Activity -> Filter the records for "Google" and keep each line that has it.

Information shown ->
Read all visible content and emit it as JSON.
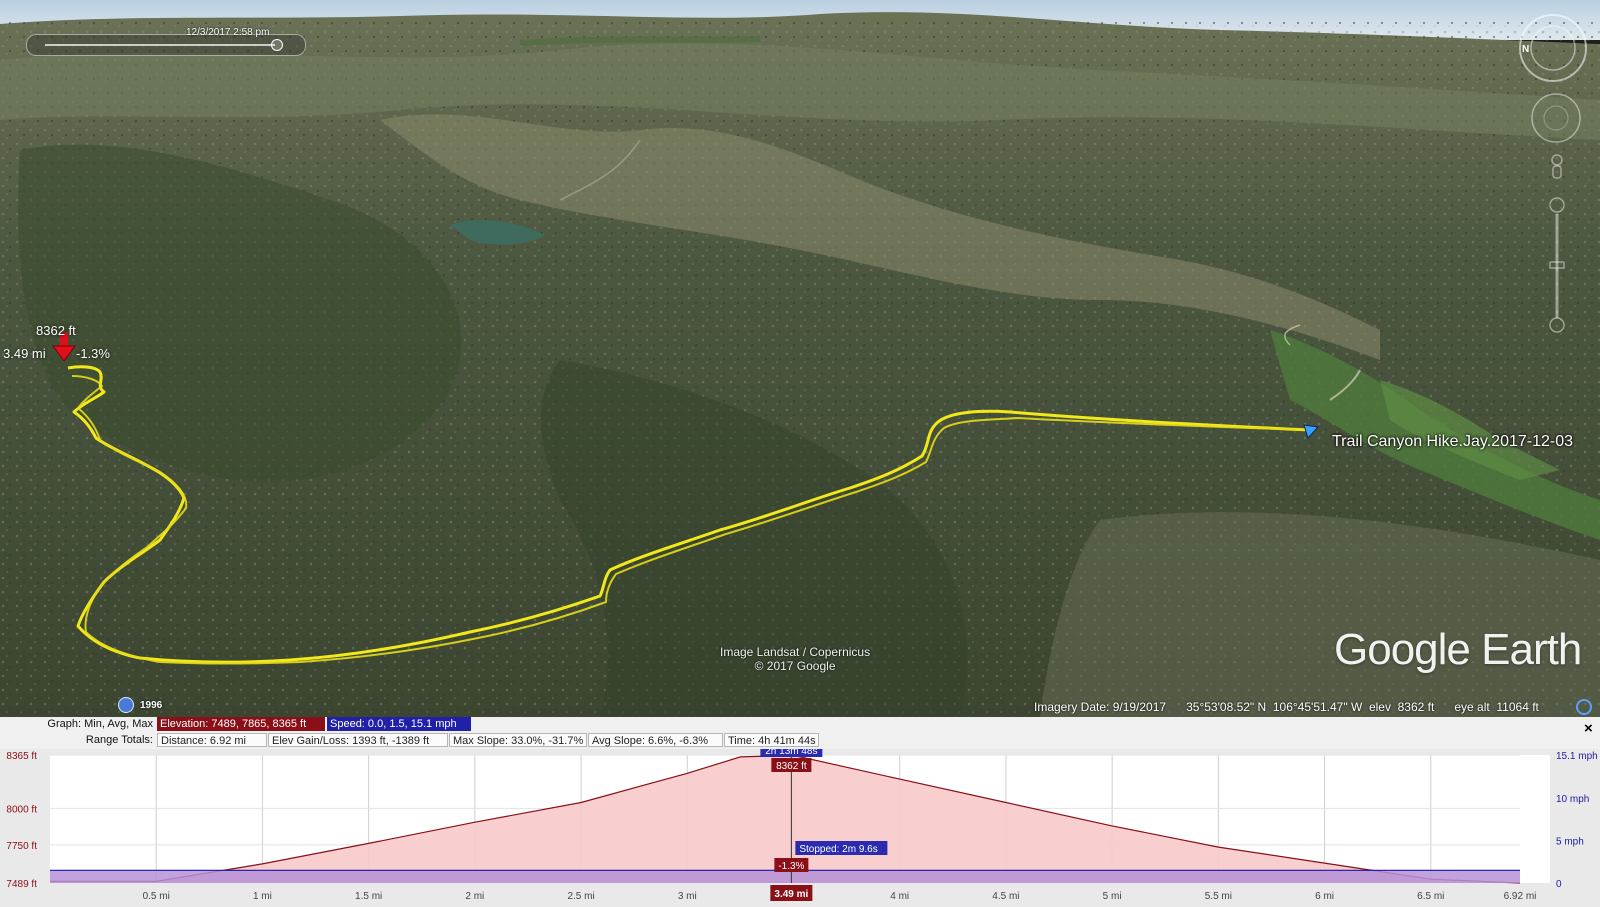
{
  "map": {
    "timestamp": "12/3/2017   2:58 pm",
    "compass_letter": "N",
    "track_name": "Trail Canyon Hike.Jay.2017-12-03",
    "pointer": {
      "elevation": "8362 ft",
      "distance": "3.49 mi",
      "slope": "-1.3%"
    },
    "attribution_line1": "Image Landsat / Copernicus",
    "attribution_line2": "© 2017 Google",
    "logo_google": "Google",
    "logo_earth": "Earth",
    "historical_year": "1996",
    "status": {
      "imagery_date": "Imagery Date: 9/19/2017",
      "lat": "35°53'08.52\" N",
      "lon": "106°45'51.47\" W",
      "elev": "elev  8362 ft",
      "eye_alt": "eye alt  11064 ft"
    },
    "colors": {
      "track": "#f2e81a",
      "pointer": "#e0101a"
    }
  },
  "profile": {
    "graph_label": "Graph: Min, Avg, Max",
    "range_label": "Range Totals:",
    "elevation_stats": "Elevation: 7489, 7865, 8365 ft",
    "speed_stats": "Speed: 0.0, 1.5, 15.1 mph",
    "distance": "Distance: 6.92 mi",
    "elev_gain_loss": "Elev Gain/Loss: 1393 ft, -1389 ft",
    "max_slope": "Max Slope: 33.0%, -31.7%",
    "avg_slope": "Avg Slope: 6.6%, -6.3%",
    "time": "Time: 4h 41m 44s",
    "close_label": "×",
    "cursor_time": "2h 13m 48s",
    "cursor_elev": "8362 ft",
    "cursor_slope": "-1.3%",
    "cursor_distance": "3.49 mi",
    "stopped_label": "Stopped: 2m 9.6s",
    "colors": {
      "elevation_fill": "#f7c9c9",
      "elevation_line": "#8a0f16",
      "speed_fill": "#b690d8",
      "speed_line": "#1818a0"
    }
  },
  "chart_data": {
    "type": "area",
    "x_unit": "mi",
    "xlim": [
      0,
      6.92
    ],
    "x_ticks": [
      "0.5 mi",
      "1 mi",
      "1.5 mi",
      "2 mi",
      "2.5 mi",
      "3 mi",
      "3.5 mi",
      "4 mi",
      "4.5 mi",
      "5 mi",
      "5.5 mi",
      "6 mi",
      "6.5 mi",
      "6.92 mi"
    ],
    "x_tick_values": [
      0.5,
      1,
      1.5,
      2,
      2.5,
      3,
      3.5,
      4,
      4.5,
      5,
      5.5,
      6,
      6.5,
      6.92
    ],
    "y_left_ticks": [
      "8365 ft",
      "8000 ft",
      "7750 ft",
      "7489 ft"
    ],
    "y_left_tick_values": [
      8365,
      8000,
      7750,
      7489
    ],
    "y_right_ticks": [
      "15.1 mph",
      "10 mph",
      "5 mph",
      "0"
    ],
    "y_right_tick_values": [
      15.1,
      10,
      5,
      0
    ],
    "ylim_left": [
      7489,
      8365
    ],
    "ylim_right": [
      0,
      15.1
    ],
    "cursor_x": 3.49,
    "series": [
      {
        "axis": "left",
        "x": [
          0,
          0.5,
          1,
          1.5,
          2,
          2.5,
          3,
          3.25,
          3.5,
          4,
          4.5,
          5,
          5.5,
          6,
          6.5,
          6.92
        ],
        "values": [
          7500,
          7500,
          7620,
          7760,
          7905,
          8040,
          8240,
          8352,
          8362,
          8200,
          8040,
          7880,
          7735,
          7625,
          7515,
          7489
        ]
      },
      {
        "axis": "right",
        "x": [
          0,
          6.92
        ],
        "values": [
          1.5,
          1.5
        ]
      }
    ]
  }
}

Answer ->
    "attribution_line2": "© 2017 Google",
    "logo_google": "Google",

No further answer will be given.